Bio security in poultry farming is of extreme importance as it effects the overall physical health of the poultry and financial health of the poultry farmers. Bio security means taking steps to ensure good hygiene practices are in place so that the risk of a disease occurring or spreading is minimised. Good bio security should be practiced at all times, not just during a disease out break. Taking the right measures can help protect your birds, your business, the industry and the community.
Good biosecurity helps keep out exotic poultry diseases such as avian influenza and Newcastle disease. It also reduces the risk of zoonotic diseases such as salmonella becoming established. It limits the occurrence and spread of diseases and helps to protect your neighbours , public health and the vilages. It improves overall flock health and cuts cost of diseases treatment, reduces losses which could improve farm profitability.
Biosecurity has three major components isolation, traffic control & sanitation.Isolation refers to the confinement of the animals within a controlled environment.A fence keeps yours birds in , but it also keeps other animals out.A poultry premises should be fenced and as a matter of principle the outside traffic(human beings/vehicles) should not be allowed to enter the premises except when it is a must.In such an event the outsider entering the premises must pass through a cess pool of water containing disinfectant to guard against any outside infection.
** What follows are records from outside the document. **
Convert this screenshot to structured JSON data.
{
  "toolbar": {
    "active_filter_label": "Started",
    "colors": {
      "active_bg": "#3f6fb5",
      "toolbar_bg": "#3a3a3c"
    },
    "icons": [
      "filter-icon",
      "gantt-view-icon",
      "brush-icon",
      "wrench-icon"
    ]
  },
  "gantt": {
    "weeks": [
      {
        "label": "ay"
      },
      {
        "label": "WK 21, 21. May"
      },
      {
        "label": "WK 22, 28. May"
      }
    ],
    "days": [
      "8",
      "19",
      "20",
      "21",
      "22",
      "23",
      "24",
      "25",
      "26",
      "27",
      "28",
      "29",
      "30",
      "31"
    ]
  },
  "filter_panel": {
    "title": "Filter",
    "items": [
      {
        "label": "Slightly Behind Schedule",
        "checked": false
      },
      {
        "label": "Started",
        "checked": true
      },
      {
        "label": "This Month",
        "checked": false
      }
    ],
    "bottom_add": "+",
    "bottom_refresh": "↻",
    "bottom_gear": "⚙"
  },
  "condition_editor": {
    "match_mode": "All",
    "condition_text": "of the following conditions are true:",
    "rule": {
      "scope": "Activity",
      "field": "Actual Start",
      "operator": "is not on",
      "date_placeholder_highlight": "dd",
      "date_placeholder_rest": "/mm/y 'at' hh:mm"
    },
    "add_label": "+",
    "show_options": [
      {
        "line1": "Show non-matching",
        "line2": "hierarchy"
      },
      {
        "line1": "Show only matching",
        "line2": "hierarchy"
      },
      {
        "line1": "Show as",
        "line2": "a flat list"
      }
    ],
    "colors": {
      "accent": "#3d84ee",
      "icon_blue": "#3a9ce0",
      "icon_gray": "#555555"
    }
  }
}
Infectious diseases can be spread from farm to farm by:
- Introduction of diseased birds
- Introduction of healthy birds who have recovered from disease but are now carriers
- Shoes and clothing of visitors or labourers who move from flock to flock
- Carcasses of dead birds that have not been disposed of properly
- Impure water , such as surface drainage water
- Rodents , wild animals and free flying birds
- Contaiminated feed and feed bags
- Contaiminated delievery trucks
- Contaiminated premices through soil or old litter
- The space between the sheds should be kept free from the accumulation of stagnant water/weed growth which are breeding ground of bacteria.
- Spreeding of dry lime powder (CHUNNA) is a good practice to achive this objective.
- Soon after the disposal of old flock and before arrival of new flock the bird cages must be air water jetted and burnt with the gas flame to take care of any infectious material sticking on to them.
- The shed should be thoroughly cleaned, whitewashed, disinfected and fumigated.
Properly implemented biosecurity measures will limit the spread of disease causing organism.
When these are combined with cleaning and disinfection, vaccination and strategic treatments , many pathogens can be reduced to non-infectious levels.
Remember – different infectious agents spread by different methods , so use appropriate measures against each type
Site location and design , and density of poultry in a given geographical area are vital. When planning in newsite, there is the opportunity for very effective biosecurity to be implemented at the design stage. However biosecurity practices must concern themselves with practicalities , rather than a theoretically ideal set up.
All sites have traffic-personnel,feed,stock and equipments – but this should be kept to an absolute minimum.
Only essentials vehichles should have access to a site, and these should be disinfected on arrival
Priority should be given to biosecurity measures on breeding sites since errors here are magnified greatly at the commercial sites.
Site decontamination , turnaround times and a well audited and structured cleansing and disinfections procedures should be in place for all sites.
Effective vermin(wild animals and wild birds) control must be maintained.
Only disinfectants with independately proven broad spectrum efficacy against viral and bacterial pathogens should be used and at manufacturers stated dilutions and directions.